● **AIM OF THE EXERCISE**
Please write out all of the entries exactly as they appear.

Excerpts from an interface dataset:
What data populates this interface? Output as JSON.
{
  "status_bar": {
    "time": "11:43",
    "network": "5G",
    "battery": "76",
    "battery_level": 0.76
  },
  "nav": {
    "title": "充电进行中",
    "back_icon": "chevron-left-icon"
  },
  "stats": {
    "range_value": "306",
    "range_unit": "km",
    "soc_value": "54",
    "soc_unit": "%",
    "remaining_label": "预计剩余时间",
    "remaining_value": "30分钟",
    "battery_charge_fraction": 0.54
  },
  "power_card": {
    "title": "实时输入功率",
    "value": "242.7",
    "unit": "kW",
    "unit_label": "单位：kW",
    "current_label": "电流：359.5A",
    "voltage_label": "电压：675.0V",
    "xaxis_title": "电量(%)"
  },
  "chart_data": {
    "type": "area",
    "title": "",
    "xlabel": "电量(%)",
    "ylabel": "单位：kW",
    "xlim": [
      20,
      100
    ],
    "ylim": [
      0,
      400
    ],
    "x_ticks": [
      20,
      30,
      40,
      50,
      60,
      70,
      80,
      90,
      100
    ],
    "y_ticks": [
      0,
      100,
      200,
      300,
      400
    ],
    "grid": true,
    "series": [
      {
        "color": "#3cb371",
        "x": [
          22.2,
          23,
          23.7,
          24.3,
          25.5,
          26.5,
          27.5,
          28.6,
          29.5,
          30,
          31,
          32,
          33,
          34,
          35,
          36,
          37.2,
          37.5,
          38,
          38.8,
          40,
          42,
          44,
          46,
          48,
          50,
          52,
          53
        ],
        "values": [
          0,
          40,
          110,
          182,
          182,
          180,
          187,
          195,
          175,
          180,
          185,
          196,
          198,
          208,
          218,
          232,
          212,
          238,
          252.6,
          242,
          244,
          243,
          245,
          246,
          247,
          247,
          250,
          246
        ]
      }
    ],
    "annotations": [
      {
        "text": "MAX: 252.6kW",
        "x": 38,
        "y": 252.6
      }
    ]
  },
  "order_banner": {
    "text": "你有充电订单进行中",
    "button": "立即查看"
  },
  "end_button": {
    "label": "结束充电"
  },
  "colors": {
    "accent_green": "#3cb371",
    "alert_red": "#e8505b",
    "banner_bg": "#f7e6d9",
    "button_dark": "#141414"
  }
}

● **TASK SOLUTION**
What data populates this interface? Output as JSON.
{
  "status_bar": {
    "time": "11:43",
    "network": "5G",
    "battery": "76",
    "battery_level": 0.76
  },
  "nav": {
    "title": "充电进行中",
    "back_icon": "chevron-left-icon"
  },
  "stats": {
    "range_value": "306",
    "range_unit": "km",
    "soc_value": "54",
    "soc_unit": "%",
    "remaining_label": "预计剩余时间",
    "remaining_value": "30分钟",
    "battery_charge_fraction": 0.54
  },
  "power_card": {
    "title": "实时输入功率",
    "value": "242.7",
    "unit": "kW",
    "unit_label": "单位：kW",
    "current_label": "电流：359.5A",
    "voltage_label": "电压：675.0V",
    "xaxis_title": "电量(%)"
  },
  "chart_data": {
    "type": "area",
    "title": "",
    "xlabel": "电量(%)",
    "ylabel": "单位：kW",
    "xlim": [
      20,
      100
    ],
    "ylim": [
      0,
      400
    ],
    "x_ticks": [
      20,
      30,
      40,
      50,
      60,
      70,
      80,
      90,
      100
    ],
    "y_ticks": [
      0,
      100,
      200,
      300,
      400
    ],
    "grid": true,
    "series": [
      {
        "color": "#3cb371",
        "x": [
          22.2,
          23,
          23.7,
          24.3,
          25.5,
          26.5,
          27.5,
          28.6,
          29.5,
          30,
          31,
          32,
          33,
          34,
          35,
          36,
          37.2,
          37.5,
          38,
          38.8,
          40,
          42,
          44,
          46,
          48,
          50,
          52,
          53
        ],
        "values": [
          0,
          40,
          110,
          182,
          182,
          180,
          187,
          195,
          175,
          180,
          185,
          196,
          198,
          208,
          218,
          232,
          212,
          238,
          252.6,
          242,
          244,
          243,
          245,
          246,
          247,
          247,
          250,
          246
        ]
      }
    ],
    "annotations": [
      {
        "text": "MAX: 252.6kW",
        "x": 38,
        "y": 252.6
      }
    ]
  },
  "order_banner": {
    "text": "你有充电订单进行中",
    "button": "立即查看"
  },
  "end_button": {
    "label": "结束充电"
  },
  "colors": {
    "accent_green": "#3cb371",
    "alert_red": "#e8505b",
    "banner_bg": "#f7e6d9",
    "button_dark": "#141414"
  }
}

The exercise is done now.